(Data about app and page elements)
<<<<
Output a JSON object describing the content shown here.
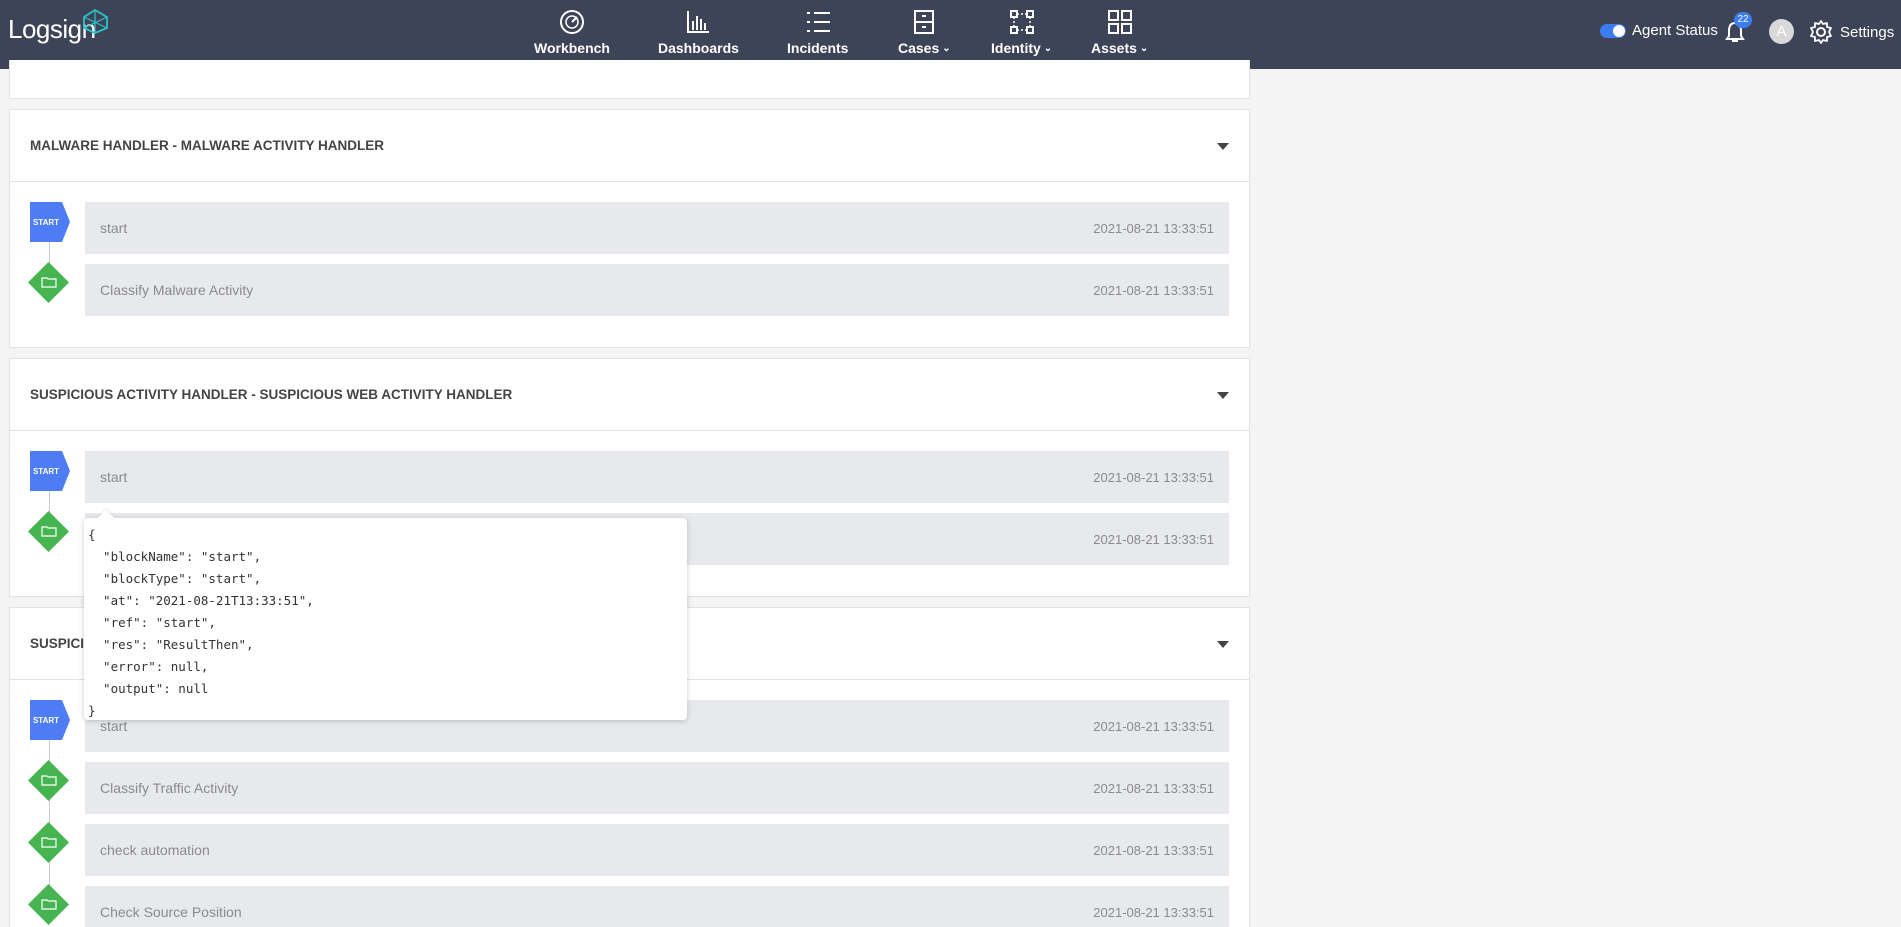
{
  "brand": {
    "name": "Logsign"
  },
  "nav": [
    {
      "label": "Workbench",
      "icon": "gauge-icon",
      "dropdown": false
    },
    {
      "label": "Dashboards",
      "icon": "bar-chart-icon",
      "dropdown": false
    },
    {
      "label": "Incidents",
      "icon": "list-icon",
      "dropdown": false
    },
    {
      "label": "Cases",
      "icon": "cabinet-icon",
      "dropdown": true
    },
    {
      "label": "Identity",
      "icon": "network-icon",
      "dropdown": true
    },
    {
      "label": "Assets",
      "icon": "grid-icon",
      "dropdown": true
    }
  ],
  "header_right": {
    "agent_status_label": "Agent Status",
    "agent_status_on": true,
    "notification_count": "22",
    "avatar_letter": "A",
    "settings_label": "Settings"
  },
  "panels": [
    {
      "title": "MALWARE HANDLER - MALWARE ACTIVITY HANDLER",
      "steps": [
        {
          "type": "start",
          "name": "start",
          "time": "2021-08-21 13:33:51"
        },
        {
          "type": "action",
          "name": "Classify Malware Activity",
          "time": "2021-08-21 13:33:51"
        }
      ]
    },
    {
      "title": "SUSPICIOUS ACTIVITY HANDLER - SUSPICIOUS WEB ACTIVITY HANDLER",
      "steps": [
        {
          "type": "start",
          "name": "start",
          "time": "2021-08-21 13:33:51"
        },
        {
          "type": "action",
          "name": "",
          "time": "2021-08-21 13:33:51"
        }
      ]
    },
    {
      "title": "SUSPICIO",
      "steps": [
        {
          "type": "start",
          "name": "start",
          "time": "2021-08-21 13:33:51"
        },
        {
          "type": "action",
          "name": "Classify Traffic Activity",
          "time": "2021-08-21 13:33:51"
        },
        {
          "type": "action",
          "name": "check automation",
          "time": "2021-08-21 13:33:51"
        },
        {
          "type": "action",
          "name": "Check Source Position",
          "time": "2021-08-21 13:33:51"
        }
      ]
    }
  ],
  "start_tag_label": "START",
  "tooltip_lines": [
    "{",
    "  \"blockName\": \"start\",",
    "  \"blockType\": \"start\",",
    "  \"at\": \"2021-08-21T13:33:51\",",
    "  \"ref\": \"start\",",
    "  \"res\": \"ResultThen\",",
    "  \"error\": null,",
    "  \"output\": null",
    "}"
  ],
  "colors": {
    "topbar": "#3e4458",
    "accent": "#3b7cf0",
    "start_tag": "#4d7cf5",
    "action_node": "#46b551"
  }
}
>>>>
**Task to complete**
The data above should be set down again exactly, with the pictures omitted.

**Task response**
Output a JSON object describing the content shown here.
{
  "brand": {
    "name": "Logsign"
  },
  "nav": [
    {
      "label": "Workbench",
      "icon": "gauge-icon",
      "dropdown": false
    },
    {
      "label": "Dashboards",
      "icon": "bar-chart-icon",
      "dropdown": false
    },
    {
      "label": "Incidents",
      "icon": "list-icon",
      "dropdown": false
    },
    {
      "label": "Cases",
      "icon": "cabinet-icon",
      "dropdown": true
    },
    {
      "label": "Identity",
      "icon": "network-icon",
      "dropdown": true
    },
    {
      "label": "Assets",
      "icon": "grid-icon",
      "dropdown": true
    }
  ],
  "header_right": {
    "agent_status_label": "Agent Status",
    "agent_status_on": true,
    "notification_count": "22",
    "avatar_letter": "A",
    "settings_label": "Settings"
  },
  "panels": [
    {
      "title": "MALWARE HANDLER - MALWARE ACTIVITY HANDLER",
      "steps": [
        {
          "type": "start",
          "name": "start",
          "time": "2021-08-21 13:33:51"
        },
        {
          "type": "action",
          "name": "Classify Malware Activity",
          "time": "2021-08-21 13:33:51"
        }
      ]
    },
    {
      "title": "SUSPICIOUS ACTIVITY HANDLER - SUSPICIOUS WEB ACTIVITY HANDLER",
      "steps": [
        {
          "type": "start",
          "name": "start",
          "time": "2021-08-21 13:33:51"
        },
        {
          "type": "action",
          "name": "",
          "time": "2021-08-21 13:33:51"
        }
      ]
    },
    {
      "title": "SUSPICIO",
      "steps": [
        {
          "type": "start",
          "name": "start",
          "time": "2021-08-21 13:33:51"
        },
        {
          "type": "action",
          "name": "Classify Traffic Activity",
          "time": "2021-08-21 13:33:51"
        },
        {
          "type": "action",
          "name": "check automation",
          "time": "2021-08-21 13:33:51"
        },
        {
          "type": "action",
          "name": "Check Source Position",
          "time": "2021-08-21 13:33:51"
        }
      ]
    }
  ],
  "start_tag_label": "START",
  "tooltip_lines": [
    "{",
    "  \"blockName\": \"start\",",
    "  \"blockType\": \"start\",",
    "  \"at\": \"2021-08-21T13:33:51\",",
    "  \"ref\": \"start\",",
    "  \"res\": \"ResultThen\",",
    "  \"error\": null,",
    "  \"output\": null",
    "}"
  ],
  "colors": {
    "topbar": "#3e4458",
    "accent": "#3b7cf0",
    "start_tag": "#4d7cf5",
    "action_node": "#46b551"
  }
}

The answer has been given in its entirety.